Have you ever tried to build a computer? For geeks like me, building your own computer is a sort of rite of passage. But even if you’re not a geek, there’s plenty of advantages to building a computer yourself. It’s quite a process, but when all is said and done, you’ll end up with a machine custom-suited to your needs for (possibly) cheaper than you would’ve spent on a regular old computer on the shelves. So, for the next few weeks, I’ll be taking you through the process of building your own custom computer.
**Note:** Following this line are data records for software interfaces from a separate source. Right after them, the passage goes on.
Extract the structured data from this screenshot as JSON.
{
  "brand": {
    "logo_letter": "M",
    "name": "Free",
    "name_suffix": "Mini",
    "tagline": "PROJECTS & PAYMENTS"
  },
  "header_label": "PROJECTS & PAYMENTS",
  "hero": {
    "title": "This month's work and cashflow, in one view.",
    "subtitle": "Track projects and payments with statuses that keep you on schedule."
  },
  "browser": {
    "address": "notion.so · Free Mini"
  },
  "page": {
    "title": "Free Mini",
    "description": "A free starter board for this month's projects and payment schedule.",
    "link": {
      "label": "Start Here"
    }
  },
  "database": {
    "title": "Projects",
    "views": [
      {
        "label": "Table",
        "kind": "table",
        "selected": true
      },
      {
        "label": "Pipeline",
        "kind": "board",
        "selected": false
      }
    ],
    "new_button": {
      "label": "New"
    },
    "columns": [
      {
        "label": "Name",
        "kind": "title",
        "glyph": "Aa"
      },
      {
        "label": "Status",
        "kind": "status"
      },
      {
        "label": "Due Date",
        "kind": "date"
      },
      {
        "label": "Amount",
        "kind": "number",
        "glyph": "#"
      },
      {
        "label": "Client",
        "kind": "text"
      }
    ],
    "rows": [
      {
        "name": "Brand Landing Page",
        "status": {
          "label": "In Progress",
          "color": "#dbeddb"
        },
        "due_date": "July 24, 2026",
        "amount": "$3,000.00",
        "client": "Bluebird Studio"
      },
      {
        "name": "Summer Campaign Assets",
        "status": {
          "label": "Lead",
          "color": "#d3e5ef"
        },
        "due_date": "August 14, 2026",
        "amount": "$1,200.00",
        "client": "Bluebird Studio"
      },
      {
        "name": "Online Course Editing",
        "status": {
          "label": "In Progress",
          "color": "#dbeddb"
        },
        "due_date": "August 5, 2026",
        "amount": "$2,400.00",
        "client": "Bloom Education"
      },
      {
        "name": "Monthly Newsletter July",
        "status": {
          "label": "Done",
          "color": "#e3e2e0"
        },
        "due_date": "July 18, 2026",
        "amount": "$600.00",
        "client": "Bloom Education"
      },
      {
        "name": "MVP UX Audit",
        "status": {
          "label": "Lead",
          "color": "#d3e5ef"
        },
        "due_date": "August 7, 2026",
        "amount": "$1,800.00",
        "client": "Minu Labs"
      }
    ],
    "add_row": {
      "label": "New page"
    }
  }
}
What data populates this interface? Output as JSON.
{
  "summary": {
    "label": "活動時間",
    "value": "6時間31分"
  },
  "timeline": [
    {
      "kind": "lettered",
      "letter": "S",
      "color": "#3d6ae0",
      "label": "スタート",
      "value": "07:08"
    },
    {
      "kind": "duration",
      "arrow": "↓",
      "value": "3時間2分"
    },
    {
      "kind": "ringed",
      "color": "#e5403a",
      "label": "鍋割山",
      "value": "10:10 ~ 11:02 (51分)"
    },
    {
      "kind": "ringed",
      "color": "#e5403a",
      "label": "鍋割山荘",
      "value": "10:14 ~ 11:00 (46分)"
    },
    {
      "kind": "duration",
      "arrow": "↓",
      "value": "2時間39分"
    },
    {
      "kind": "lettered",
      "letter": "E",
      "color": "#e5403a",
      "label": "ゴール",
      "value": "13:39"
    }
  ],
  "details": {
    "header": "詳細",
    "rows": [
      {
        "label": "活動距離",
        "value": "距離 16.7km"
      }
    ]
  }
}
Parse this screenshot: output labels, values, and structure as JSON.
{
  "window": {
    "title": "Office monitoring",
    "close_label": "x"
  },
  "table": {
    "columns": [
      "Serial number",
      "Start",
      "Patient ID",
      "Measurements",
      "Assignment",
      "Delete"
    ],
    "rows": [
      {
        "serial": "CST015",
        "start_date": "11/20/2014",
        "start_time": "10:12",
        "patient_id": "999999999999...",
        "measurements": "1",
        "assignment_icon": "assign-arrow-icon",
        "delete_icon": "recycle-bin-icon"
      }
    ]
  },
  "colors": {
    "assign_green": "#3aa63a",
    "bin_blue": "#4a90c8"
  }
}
Last week, we talked about how to pick out the components for your new computer. Now, we get to the real "nuts and bolts" of putting the whole thing together. It may seem like a daunting task at first, but really all it takes are a few hours, a couple of tools and some common sense. Every combination of parts is unique and may work differently from others, so always be sure to refer to the instruction manuals for all the specifics on how to put it together and hook it all up. But if you're not sure where to start, here's a few basic steps and guidelines:

1.) Precautions

You just spent quite a bit of money on those computer parts, so the last thing you want to do is damage them. And one of the most common ways to damage a computer part is static electricity. Even the most experienced builders can tell you, all it takes is one little shock to wreck the whole machine. So at the very least, you should occasionally touch a ground, like a large metal desk, to discharge yourself during assembly. You can also wear a grounding bracelet on your wrist to eliminate static shock. Also, this should go without saying, but be careful with your components. Some parts might require a little force to get connected, but others can be quite delicate, but we'll get into the specifics of that as we go.

2.) Installing the CPU & Motherboard

The first step will be to assemble the components on the motherboard, including the CPU and the memory. Some guides will tell you to mount the motherboard into the case first, but you may find it a bit easier to put all the motherboard components together before you put it in the case.

First, after unwrapping the motherboard its components, start with installing the CPU. This component is extremely fragile, as the pins used to hold it in place can get bent very easily if installed too forcefully. In most cases, all you need to do in line up the marked corner of the CPU with the marked corner of its socket on the motherboard and drop it into place. Again, you do not need to add any pressure - if you do it correctly, the CPU should just drop into the socket under its own weight. Then, you can just lock it into place with the lever arm on the motherboard.

Next, install the CPU cooler that comes with the component. Depending on what kind of CPU you get, it can be anything from spreading some thermal paste onto the CPU, to screwing on a cooling component onto the motherboard. Always refer to your CPU manual to properly install your CPU cooling component.

Finally, you can install the RAM. The RAM is a bit easier to install than most components, as it's designed to fit into the slot only one way. Just line up the notch on the RAM stick with the notch in the RAM socket on the motherboard and press it into place. Unlike the CPU, the RAM will require quite a bit of force to get it to lock into place, so don't be afraid to put some pressure on it. (within reason, of course...)

3.) Assembling the Case

Now that you have the motherboard all set up, it's time to put it in the case. But before that, you may want to install the power supply first, as it'll be a little easier to hook up without the motherboard in the way,.

When you're finally ready to install the motherboard, refer to your manual for the specific hook ups and connections. But in most cases, you'll start by installing the face plate, or I/O shield. This "shield" protects the ports of the back of the motherboard, so place it in the case first, then you can finally install the motherboard itself. As with most components, this will usually involve lining up the holes on the motherboard with the pre-drilled holes on the case and screwing it into place. From there, you can start hooking it up to the power supply.

4.) Installing the Hard Drive and Other Components

Now for the rest of the parts. Each drive is different, but for the most part, the drive will be installed in the case one of two ways. You'll either pull out a hard drive tray, screw the drive onto the tray and slide it back in, or you'll just screw the drive itself into the bay. As always, check your manual for the specifics.

Next up, install your optical drive. Simply slide it into place and screw it into place, easy as that. Don't forget your video card, either! Like with the RAM, the motherboard only has one spot for video cards, so just line in up and snap in into place. Once all the inside components have been installed and connected, you can then add the monitor, keyboard, mouse and speakers.

5.) Plug in it and Power it On

Now comes the tricky part: plugging everything in. I won't go into how every individual cable hooks up, that's what the manual is for, after all. But I will tell you that some of the main cables you should have will be:

  • The 24-pin motherboard cable, which powers the entire motherboard
  • The 4-pin or 8-pin motherboard cable, which powers the CPU
  • SATA power and data cables for the optical drive and hard drives.
  • PCI cables, if you have a particularly powerful video card that requires its own power supply
  • Molex Power Cable, which power other components, like the fans in the case.
  • Various USB, and FireWire connectors for external components.

Now for the moment of truth. Once everything is properly installed and hooked up, plug in the power supply, flip the power switch and cross your fingers. If everything goes according to plan, your computer should boot up no problem. Now, the only thing left to do is install your operating system and clean up. Congratulations, you built your very own working computer!

Next week, we'll wrap up this series with some notes on troubleshooting and commonly asked questions.